According to the FDA, the “animal counterpart of a cosmetic is commonly referred to as a ‘grooming aid.’” See FDA, Animal Products FDA Regulates, available at (hereinafter, “FDA Guidelines”). The FDA is only empowered to regulate cosmetics that pertain to human use:

The term “cosmetic” means (1) articles intended to be rubbed, poured, sprinkled, or sprayed on, introduced into, or otherwise applied to the human body or any part thereof for cleansing, beautifying, promoting attractiveness, or altering the appearance, and (2) articles intended for use as a component of any such articles; except that such term shall not include soap.

21 U.S.C. § 321(i). Therefore standard animal grooming products do not fall within the control of the FDA. See FDA Guidelines. However, if animal grooming products are also made for human use, if the products are intended for any therapeutic purpose, or if the products are intended to affect the structure or function of the animal, they are subject to FDA regulation as a new animal drug.

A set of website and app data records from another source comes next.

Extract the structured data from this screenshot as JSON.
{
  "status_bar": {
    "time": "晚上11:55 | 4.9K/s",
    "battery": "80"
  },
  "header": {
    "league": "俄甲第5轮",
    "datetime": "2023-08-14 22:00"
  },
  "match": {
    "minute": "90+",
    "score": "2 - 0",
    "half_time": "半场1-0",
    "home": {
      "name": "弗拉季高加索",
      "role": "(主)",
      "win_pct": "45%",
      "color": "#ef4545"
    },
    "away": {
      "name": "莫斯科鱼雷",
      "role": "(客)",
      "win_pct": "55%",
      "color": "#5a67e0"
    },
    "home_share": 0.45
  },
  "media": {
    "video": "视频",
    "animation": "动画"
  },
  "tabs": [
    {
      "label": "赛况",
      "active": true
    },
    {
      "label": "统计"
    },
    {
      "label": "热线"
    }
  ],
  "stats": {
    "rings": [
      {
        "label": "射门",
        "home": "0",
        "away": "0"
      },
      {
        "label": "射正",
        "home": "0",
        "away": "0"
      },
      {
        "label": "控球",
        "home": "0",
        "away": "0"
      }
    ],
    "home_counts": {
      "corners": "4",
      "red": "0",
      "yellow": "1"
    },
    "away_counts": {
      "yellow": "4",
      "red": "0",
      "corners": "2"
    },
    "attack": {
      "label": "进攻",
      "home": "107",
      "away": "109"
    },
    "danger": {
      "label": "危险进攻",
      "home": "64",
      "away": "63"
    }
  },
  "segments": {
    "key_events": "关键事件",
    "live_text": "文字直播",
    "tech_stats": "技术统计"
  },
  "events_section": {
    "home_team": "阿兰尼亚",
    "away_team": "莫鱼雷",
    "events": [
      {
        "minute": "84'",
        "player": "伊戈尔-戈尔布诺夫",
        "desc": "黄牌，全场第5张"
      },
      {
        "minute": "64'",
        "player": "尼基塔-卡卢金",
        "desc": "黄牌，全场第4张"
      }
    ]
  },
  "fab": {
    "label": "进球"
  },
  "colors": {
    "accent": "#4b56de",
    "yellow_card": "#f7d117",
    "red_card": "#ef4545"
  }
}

Id. Thus, a product like Mane and Tail, which is marketed for human use as well as animal use, is subject to FDA regulations.

A “new animal drug” is “any drug intended for use in animals other than man, including any drug intended for use in animal feed” but not including the animal feed, the composition of which is such that the drug is not generally recognized as safe and effective for the use under the conditions prescribed, recommended, or suggested in the labeling of the drug. See 21 U.S.C. § 321(v); see also FDA, New Animal Drug Applications, available at New animal drugs may not be sold until they are approved or conditionally approved by the FDA’s Center for Veterinary Medicine.

Thus, the answer as to what standards apply to the production of animal grooming products is, like most things in the law: it depends. A pet shampoo that merely claims to make the fur soft and shiny is unlikely to be subject to FDA regulations, whereas a shampoo that claims to prevent anemia or illness caused by fleas or ticks would be subject to FDA regulations and EPA regulations (governing all pet pesticide treatments). Of course, pet grooming products must still comply with packaging and labeling requirements governed by FTC and state consumer protection laws, and any claims about the efficacy of the product must be substantiated by competent and reliable scientific evidence.

We are available if you need advice related to any animal products you are manufacturing, distributing or selling.